News in Brief

Two P&S faculty members were elected last fall to the National Academy of Medicine, formerly the Institute of Medicine: Carol Friedman, PhD, professor of biomedical informatics, and Anissa Abi-Dargham, MD, professor emeritus of psychiatry. Dr. Friedman is an expert in natural language processing for biomedical applications. Dr. Abi-Dargham, who is now professor of psychiatry at Stony Brook University, uses imaging studies to uncover the pathophysiology of schizophrenia, schizophrenia-related disorders, and addiction to reveal chemical changes that occur that may potentially serve as risk markers for the disease and improve interventions.

The American Association for the Advancement of Science named three P&S faculty members as 2016 AAAS Fellows: Max E. Gottesman, MD, PhD, the Charles H. Revson Professor of Biochemistry & Molecular Biophysics and of Microbiology & Immunology, who was selected for his fundamental insights leading to the understanding of transcription termination in E. coli and how termination affects other cellular processes; Wei Gu, PhD, the Abraham and Mildred Goldstein Professor of Pathology & Cell Biology (in the Institute for Cancer Genetics) for his contributions to the field of protein modifications in modulating stress responses, particularly for acetylation/deacetylation and ubiquitination/deubiquitination in p53-mediated tumor suppression; and Paul Sajda, PhD, professor of biomedical engineering and of radiology, for contributions to the understanding of neural correlates of vision, human perceptual decision-making, and cortically coupled computer vision.

Two P&S faculty members will lead a new community wellness center located in the Jerome L. Greene Science Center on Columbia’s new Manhattanville campus. Neurologist Olajide Williams, MD, and psychiatrist Sidney Hankerson, MD, are known for their pioneering approaches to improving public health in Harlem and Washington Heights. The center will operate with support from Columbia’s Mortimer B. Zuckerman Mind Brain Behavior Institute.

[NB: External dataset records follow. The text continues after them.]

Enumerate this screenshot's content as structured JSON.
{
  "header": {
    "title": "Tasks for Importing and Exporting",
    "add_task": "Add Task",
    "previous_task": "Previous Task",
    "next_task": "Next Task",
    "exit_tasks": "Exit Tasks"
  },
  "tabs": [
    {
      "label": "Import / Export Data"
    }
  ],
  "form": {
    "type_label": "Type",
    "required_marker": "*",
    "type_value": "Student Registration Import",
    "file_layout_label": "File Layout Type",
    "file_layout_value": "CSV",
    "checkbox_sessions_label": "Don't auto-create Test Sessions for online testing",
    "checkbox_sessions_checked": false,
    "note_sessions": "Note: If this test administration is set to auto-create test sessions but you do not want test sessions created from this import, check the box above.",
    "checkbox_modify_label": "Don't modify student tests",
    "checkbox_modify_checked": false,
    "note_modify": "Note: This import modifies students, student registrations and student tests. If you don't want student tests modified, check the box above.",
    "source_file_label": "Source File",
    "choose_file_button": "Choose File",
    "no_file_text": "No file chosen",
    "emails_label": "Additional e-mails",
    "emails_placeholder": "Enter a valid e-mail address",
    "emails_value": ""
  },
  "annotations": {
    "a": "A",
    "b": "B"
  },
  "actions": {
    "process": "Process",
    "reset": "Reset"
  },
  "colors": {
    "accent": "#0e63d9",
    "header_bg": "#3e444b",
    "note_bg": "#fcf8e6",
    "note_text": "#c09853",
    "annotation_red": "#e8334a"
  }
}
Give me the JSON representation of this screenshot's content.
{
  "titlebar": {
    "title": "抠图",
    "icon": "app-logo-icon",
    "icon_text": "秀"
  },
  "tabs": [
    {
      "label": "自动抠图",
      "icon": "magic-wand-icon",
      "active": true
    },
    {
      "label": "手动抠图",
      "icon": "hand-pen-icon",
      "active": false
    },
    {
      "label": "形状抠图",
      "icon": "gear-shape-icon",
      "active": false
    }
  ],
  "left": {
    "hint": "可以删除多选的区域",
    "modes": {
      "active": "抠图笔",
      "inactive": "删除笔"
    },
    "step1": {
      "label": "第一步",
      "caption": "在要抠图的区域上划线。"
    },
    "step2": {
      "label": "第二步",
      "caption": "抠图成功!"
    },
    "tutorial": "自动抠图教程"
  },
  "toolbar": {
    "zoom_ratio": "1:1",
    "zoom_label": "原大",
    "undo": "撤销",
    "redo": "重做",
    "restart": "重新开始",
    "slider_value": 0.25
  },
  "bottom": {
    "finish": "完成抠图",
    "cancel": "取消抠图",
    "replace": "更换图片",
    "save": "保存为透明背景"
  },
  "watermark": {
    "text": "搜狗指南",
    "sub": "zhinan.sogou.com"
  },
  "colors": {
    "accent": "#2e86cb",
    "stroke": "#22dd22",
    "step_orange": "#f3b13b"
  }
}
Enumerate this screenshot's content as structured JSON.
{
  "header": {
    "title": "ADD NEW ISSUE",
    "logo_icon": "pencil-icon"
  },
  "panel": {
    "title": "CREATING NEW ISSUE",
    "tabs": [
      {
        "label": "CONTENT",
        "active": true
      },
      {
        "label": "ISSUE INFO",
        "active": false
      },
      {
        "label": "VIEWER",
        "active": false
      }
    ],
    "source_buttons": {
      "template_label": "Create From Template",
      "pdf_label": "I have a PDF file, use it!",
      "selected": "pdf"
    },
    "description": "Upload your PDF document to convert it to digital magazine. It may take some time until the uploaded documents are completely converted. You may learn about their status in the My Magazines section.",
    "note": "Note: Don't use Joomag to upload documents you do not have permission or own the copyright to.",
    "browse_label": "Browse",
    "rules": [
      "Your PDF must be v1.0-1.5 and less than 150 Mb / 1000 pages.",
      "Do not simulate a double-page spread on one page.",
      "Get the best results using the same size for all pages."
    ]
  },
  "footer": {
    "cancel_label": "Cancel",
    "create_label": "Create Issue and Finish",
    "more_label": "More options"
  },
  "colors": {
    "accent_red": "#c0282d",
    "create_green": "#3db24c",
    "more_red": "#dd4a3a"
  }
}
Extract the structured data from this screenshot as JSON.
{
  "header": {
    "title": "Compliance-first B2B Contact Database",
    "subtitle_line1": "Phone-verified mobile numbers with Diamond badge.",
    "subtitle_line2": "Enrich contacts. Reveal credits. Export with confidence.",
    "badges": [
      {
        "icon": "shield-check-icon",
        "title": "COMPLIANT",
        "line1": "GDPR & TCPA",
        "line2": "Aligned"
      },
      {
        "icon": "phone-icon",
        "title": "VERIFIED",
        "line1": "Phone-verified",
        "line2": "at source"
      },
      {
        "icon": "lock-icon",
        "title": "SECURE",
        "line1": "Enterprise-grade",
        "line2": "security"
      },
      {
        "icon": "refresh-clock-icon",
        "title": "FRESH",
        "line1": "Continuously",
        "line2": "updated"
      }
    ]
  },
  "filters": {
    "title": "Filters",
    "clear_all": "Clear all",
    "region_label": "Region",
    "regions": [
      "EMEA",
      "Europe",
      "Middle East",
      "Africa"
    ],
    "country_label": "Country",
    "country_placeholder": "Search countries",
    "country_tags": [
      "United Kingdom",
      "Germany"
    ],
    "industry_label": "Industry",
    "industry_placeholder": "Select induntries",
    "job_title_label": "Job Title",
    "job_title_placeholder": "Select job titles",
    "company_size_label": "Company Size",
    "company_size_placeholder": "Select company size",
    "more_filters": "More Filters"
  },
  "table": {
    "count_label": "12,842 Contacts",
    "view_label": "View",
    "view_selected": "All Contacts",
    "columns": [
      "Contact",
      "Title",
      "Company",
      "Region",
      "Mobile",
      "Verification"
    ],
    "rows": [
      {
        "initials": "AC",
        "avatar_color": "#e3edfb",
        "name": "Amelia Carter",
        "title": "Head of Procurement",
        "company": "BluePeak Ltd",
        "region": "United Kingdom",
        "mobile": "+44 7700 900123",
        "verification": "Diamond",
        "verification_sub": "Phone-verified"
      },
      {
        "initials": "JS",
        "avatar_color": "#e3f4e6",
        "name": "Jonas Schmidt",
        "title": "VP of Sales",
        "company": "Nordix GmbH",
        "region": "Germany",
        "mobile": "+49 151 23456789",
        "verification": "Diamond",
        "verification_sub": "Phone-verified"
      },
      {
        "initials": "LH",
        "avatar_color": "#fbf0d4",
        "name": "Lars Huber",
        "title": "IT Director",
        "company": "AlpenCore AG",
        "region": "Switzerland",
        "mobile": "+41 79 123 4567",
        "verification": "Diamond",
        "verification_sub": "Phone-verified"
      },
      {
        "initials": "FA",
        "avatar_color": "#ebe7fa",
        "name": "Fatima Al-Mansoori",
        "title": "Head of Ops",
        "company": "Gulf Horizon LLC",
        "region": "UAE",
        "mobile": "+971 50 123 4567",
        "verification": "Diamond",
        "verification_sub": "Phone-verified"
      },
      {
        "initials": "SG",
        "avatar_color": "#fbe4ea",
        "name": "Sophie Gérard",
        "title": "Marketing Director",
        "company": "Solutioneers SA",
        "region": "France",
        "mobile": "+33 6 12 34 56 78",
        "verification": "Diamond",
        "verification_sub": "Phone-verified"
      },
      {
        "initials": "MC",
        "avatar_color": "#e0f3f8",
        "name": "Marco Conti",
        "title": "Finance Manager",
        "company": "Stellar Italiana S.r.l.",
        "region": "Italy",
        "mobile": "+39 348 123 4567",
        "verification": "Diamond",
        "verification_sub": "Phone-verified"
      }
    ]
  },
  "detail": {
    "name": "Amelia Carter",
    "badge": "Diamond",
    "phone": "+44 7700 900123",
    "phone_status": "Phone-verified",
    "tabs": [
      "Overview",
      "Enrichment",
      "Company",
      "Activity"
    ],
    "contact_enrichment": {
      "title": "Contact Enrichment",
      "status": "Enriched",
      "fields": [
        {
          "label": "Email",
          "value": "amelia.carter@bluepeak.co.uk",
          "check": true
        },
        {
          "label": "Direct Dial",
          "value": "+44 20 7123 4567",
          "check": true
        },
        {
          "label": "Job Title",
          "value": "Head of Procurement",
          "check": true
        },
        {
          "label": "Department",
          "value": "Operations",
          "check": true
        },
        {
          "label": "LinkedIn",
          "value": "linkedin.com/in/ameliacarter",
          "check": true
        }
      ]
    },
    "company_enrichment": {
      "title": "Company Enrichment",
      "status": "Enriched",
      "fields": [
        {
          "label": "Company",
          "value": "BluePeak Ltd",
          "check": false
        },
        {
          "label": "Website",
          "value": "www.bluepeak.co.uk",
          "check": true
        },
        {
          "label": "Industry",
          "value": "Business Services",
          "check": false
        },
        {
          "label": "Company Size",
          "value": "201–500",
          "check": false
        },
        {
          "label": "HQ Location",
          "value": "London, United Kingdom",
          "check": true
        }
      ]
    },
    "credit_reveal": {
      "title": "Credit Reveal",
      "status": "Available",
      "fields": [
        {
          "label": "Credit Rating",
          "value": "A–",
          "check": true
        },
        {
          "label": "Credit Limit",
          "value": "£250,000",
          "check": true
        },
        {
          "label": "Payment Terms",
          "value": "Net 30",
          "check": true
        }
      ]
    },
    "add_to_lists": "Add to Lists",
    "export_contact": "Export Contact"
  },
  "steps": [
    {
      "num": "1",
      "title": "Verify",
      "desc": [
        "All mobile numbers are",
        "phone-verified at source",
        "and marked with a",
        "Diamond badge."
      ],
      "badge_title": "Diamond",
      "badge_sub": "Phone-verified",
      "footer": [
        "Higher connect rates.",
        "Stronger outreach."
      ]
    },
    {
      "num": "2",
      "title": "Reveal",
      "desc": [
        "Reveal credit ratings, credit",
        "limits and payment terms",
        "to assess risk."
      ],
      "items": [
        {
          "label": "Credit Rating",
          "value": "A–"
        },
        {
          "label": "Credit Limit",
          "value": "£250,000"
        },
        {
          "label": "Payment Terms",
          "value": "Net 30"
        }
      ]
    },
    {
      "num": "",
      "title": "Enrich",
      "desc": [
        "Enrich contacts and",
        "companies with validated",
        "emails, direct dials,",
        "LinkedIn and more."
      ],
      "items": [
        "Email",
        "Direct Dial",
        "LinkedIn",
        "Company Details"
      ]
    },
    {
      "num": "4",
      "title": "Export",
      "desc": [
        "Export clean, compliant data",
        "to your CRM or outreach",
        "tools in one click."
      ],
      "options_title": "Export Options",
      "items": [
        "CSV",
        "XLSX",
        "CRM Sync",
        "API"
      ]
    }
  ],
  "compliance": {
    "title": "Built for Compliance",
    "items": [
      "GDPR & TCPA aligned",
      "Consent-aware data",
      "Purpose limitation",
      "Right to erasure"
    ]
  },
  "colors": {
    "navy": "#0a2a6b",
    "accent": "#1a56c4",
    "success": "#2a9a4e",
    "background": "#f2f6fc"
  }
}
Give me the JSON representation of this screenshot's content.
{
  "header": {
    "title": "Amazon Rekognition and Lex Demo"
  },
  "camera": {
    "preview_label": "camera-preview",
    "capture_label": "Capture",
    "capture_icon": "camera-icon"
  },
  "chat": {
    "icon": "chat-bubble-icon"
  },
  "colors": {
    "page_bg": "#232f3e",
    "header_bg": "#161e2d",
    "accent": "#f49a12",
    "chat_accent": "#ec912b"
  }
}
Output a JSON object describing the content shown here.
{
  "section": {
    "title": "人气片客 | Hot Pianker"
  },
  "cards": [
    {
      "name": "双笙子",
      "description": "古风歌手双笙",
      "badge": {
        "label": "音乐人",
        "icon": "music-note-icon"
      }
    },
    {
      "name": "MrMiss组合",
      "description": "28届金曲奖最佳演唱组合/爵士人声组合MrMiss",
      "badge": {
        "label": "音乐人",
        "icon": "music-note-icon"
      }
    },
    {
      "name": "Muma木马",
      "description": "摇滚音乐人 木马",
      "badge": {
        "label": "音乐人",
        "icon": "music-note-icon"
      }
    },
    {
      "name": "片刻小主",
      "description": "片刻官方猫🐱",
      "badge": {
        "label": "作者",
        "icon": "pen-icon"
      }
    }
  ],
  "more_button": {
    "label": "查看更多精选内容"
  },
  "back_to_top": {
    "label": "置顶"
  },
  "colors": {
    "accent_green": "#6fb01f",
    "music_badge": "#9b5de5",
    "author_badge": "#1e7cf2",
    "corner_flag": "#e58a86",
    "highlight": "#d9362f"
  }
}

The center will house the Community Health Worker Stroke Prevention program, designed to raise awareness about one of the leading causes of death and disability in the United States. The free program includes six-week training sessions held throughout the year that will give local residents the tools they need to become community health workers. Volunteers will learn about cardiovascular health issues, with a special emphasis on stroke and related risk factors. The program, modeled on the Centers for Disease Control and Prevention’s training curriculum for community health workers, is led by Dr. Williams, associate professor of neurology, chief of staff of neurology, founder of Hip Hop Public Health, and co-director of the Center for Stroke Disparities Solutions in New York. The center also will be a home base for Mental Health First Aid, a program dedicated to improving access to quality mental health services in Upper Manhattan. The program, founded by Dr. Hankerson, assistant professor of clinical psychiatry, works with local faith communities to train leaders to identify and respond to signs of depression and other mental illnesses, as well as substance use disorders like alcoholism and drug addiction. In addition to stroke and mental health awareness programs, the center will provide free blood pressure readings and cholesterol tests on weekdays and select weekends to all who walk in. 

Three P&S faculty members received grants last fall through Columbia’s faculty diversity initiative, the Provost’s Grants Program for Junior Faculty Who Contribute to the Diversity Goals of the University: Richard Francis, MD, PhD, assistant professor of pathology & cell biology, for “Localization of Stored Platelets to Sites of Active Bleeding Following Transfusion”; Monica Goldklang, MD, assistant professor of medicine (in anesthesiology), for “In Vivo Imaging of Lung Apoptosis in Alpha-1 Antitrypsin Deficiency”; and Esi Lamousé-Smith, MD, PhD, assistant professor of pediatrics, for “Infant Gastrointestinal Tract Microbiome Dysbiosis and its Impact on CD8+T Cell Gene Transcription Regulation.”